Unless they’re not paying tax at all, the answer to that question is usually no: if they have them today, they should claim them today.

Waiting to claim them doesn’t really help, no matter what your tax bracket is today or might be down the road, according to Adam Scherer, partner at Soberman LLP. The way tax credits are designed, they’re “basically equivalent to a deduction at the lowest rate of tax,” he says. “Whether someone’s in the third bracket or the highest bracket, it really doesn’t make a difference.”

Negligible savings Charitable donations and other credits fall under the “use them or lose them” rule. For charitable donations, the first $200 each year will always be credited at the lowest rate. Because of that, it might seem sensible to save donation receipts and claim them all in a subsequent year.

But the savings of doing that are negligible, according to Scherer. Even if a client makes small donations this year and next but plans to donate a large sum in three years, “you’d basically make an extra $40 for waiting, $80 in total,” he points out. “You’ve waited three years to get the money back. It’s not the best investment in the world. Just take the cash when you can.”

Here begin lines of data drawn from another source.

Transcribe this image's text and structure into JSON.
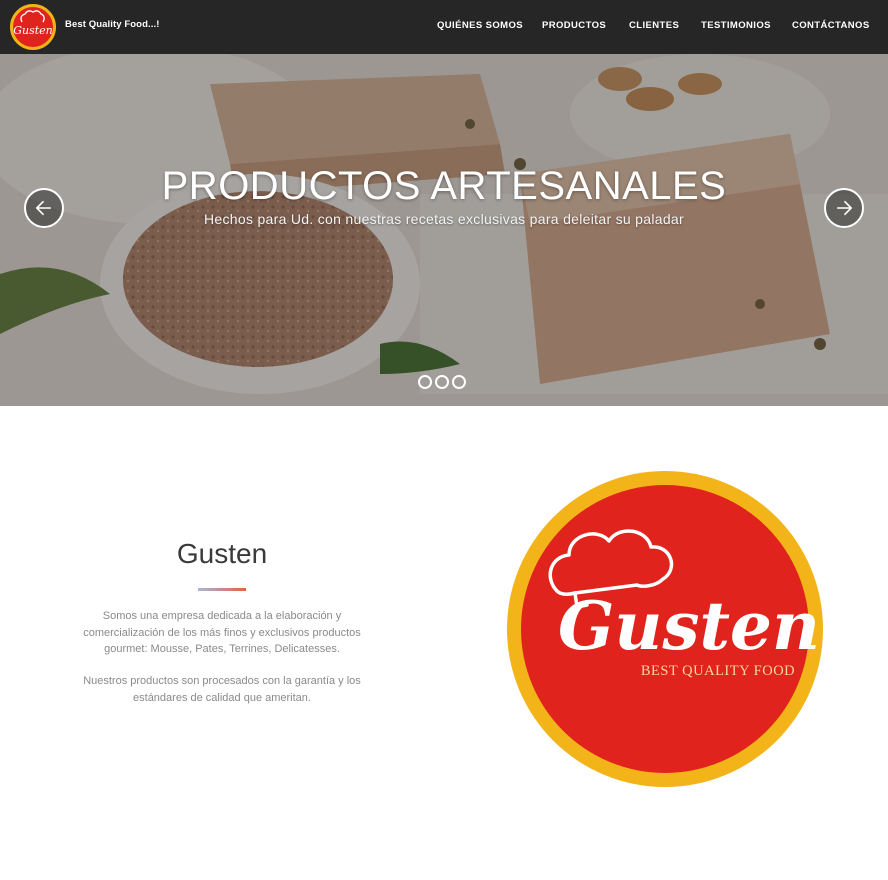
{
  "nav": {
    "brand": "Best Quality Food...!",
    "links": [
      "QUIÉNES SOMOS",
      "PRODUCTOS",
      "CLIENTES",
      "TESTIMONIOS",
      "CONTÁCTANOS"
    ]
  },
  "hero": {
    "title": "PRODUCTOS ARTESANALES",
    "subtitle": "Hechos para Ud. con nuestras recetas exclusivas para deleitar su paladar",
    "slide_count": 3,
    "prev_icon": "arrow-left-icon",
    "next_icon": "arrow-right-icon"
  },
  "about": {
    "title": "Gusten",
    "paragraph1": "Somos una empresa dedicada a la elaboración y comercialización de los más finos y exclusivos productos gourmet: Mousse, Pates, Terrines, Delicatesses.",
    "paragraph2": "Nuestros productos son procesados con la garantía y los estándares de calidad que ameritan."
  },
  "logo": {
    "wordmark": "Gusten",
    "tagline": "BEST QUALITY FOOD"
  },
  "colors": {
    "navbar": "#262626",
    "logo_red": "#e0231c",
    "logo_gold": "#f2b418",
    "divider_start": "#a8b8d8",
    "divider_end": "#e85e4a"
  }
}
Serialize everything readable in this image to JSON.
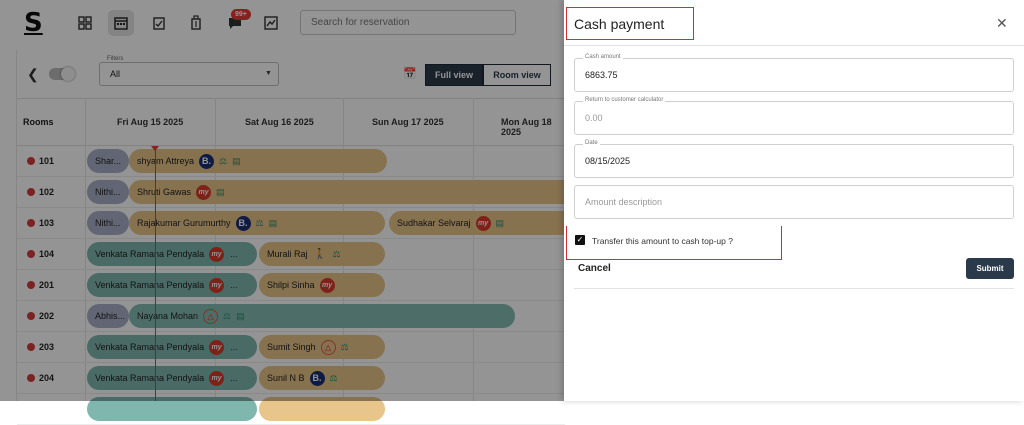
{
  "app": {
    "logo": "S",
    "badge": "99+",
    "search_placeholder": "Search for reservation"
  },
  "toolbar": {
    "filters_label": "Filters",
    "filters_value": "All",
    "full_view": "Full view",
    "room_view": "Room view"
  },
  "grid": {
    "rooms_header": "Rooms",
    "dates": [
      "Fri Aug 15 2025",
      "Sat Aug 16 2025",
      "Sun Aug 17 2025",
      "Mon Aug 18 2025"
    ],
    "rows": [
      {
        "room": "101"
      },
      {
        "room": "102"
      },
      {
        "room": "103"
      },
      {
        "room": "104"
      },
      {
        "room": "201"
      },
      {
        "room": "202"
      },
      {
        "room": "203"
      },
      {
        "room": "204"
      }
    ],
    "bookings": {
      "r101_a": "Shar...",
      "r101_b": "shyam Attreya",
      "r102_a": "Nithi...",
      "r102_b": "Shruti Gawas",
      "r103_a": "Nithi...",
      "r103_b": "Rajakumar Gurumurthy",
      "r103_c": "Sudhakar Selvaraj",
      "r104_a": "Venkata Ramana Pendyala",
      "r104_b": "Murali Raj",
      "r201_a": "Venkata Ramana Pendyala",
      "r201_b": "Shilpi Sinha",
      "r202_a": "Abhis...",
      "r202_b": "Nayana Mohan",
      "r203_a": "Venkata Ramana Pendyala",
      "r203_b": "Sumit Singh",
      "r204_a": "Venkata Ramana Pendyala",
      "r204_b": "Sunil N B",
      "ellipsis": "..."
    },
    "channel_icons": {
      "booking": "B.",
      "mmt": "my",
      "airbnb": "airbnb-icon",
      "walkin": "walk-in-icon"
    }
  },
  "drawer": {
    "title": "Cash payment",
    "cash_amount_label": "Cash amount",
    "cash_amount_value": "6863.75",
    "return_label": "Return to customer calculator",
    "return_value": "0.00",
    "date_label": "Date",
    "date_value": "08/15/2025",
    "description_placeholder": "Amount description",
    "transfer_label": "Transfer this amount to cash top-up ?",
    "transfer_checked": true,
    "cancel_label": "Cancel",
    "submit_label": "Submit"
  },
  "colors": {
    "accent": "#2b3a4b",
    "highlight": "#d32f2f",
    "tan": "#e8c58a",
    "teal": "#7fb7ae",
    "grey": "#a9b0c8"
  }
}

The exception Medical expense claims are the one exception to the rule. When it comes to these claims, clients or their tax practitioners can choose any 12-month period to claim them. For example, if a client incurs expenses worth $2,500 in December, but plans to have eyes correction surgery the following April, it can make sense to save the December expenses and claim them the following year.

Anything medical paid out of pocket—including prescription drugs, dental work and most of the therapies ending in “y” (osteopathy, psychiatry, physiotherapy, doctor-prescribed massage therapy)—qualify for the credit.

However, not all medical expenses are eligible—the first $2,000 in expenses will not qualify for credit, assuming the client is earning over $65,000.


This Special Report is sponsored by:

Kate McCaffery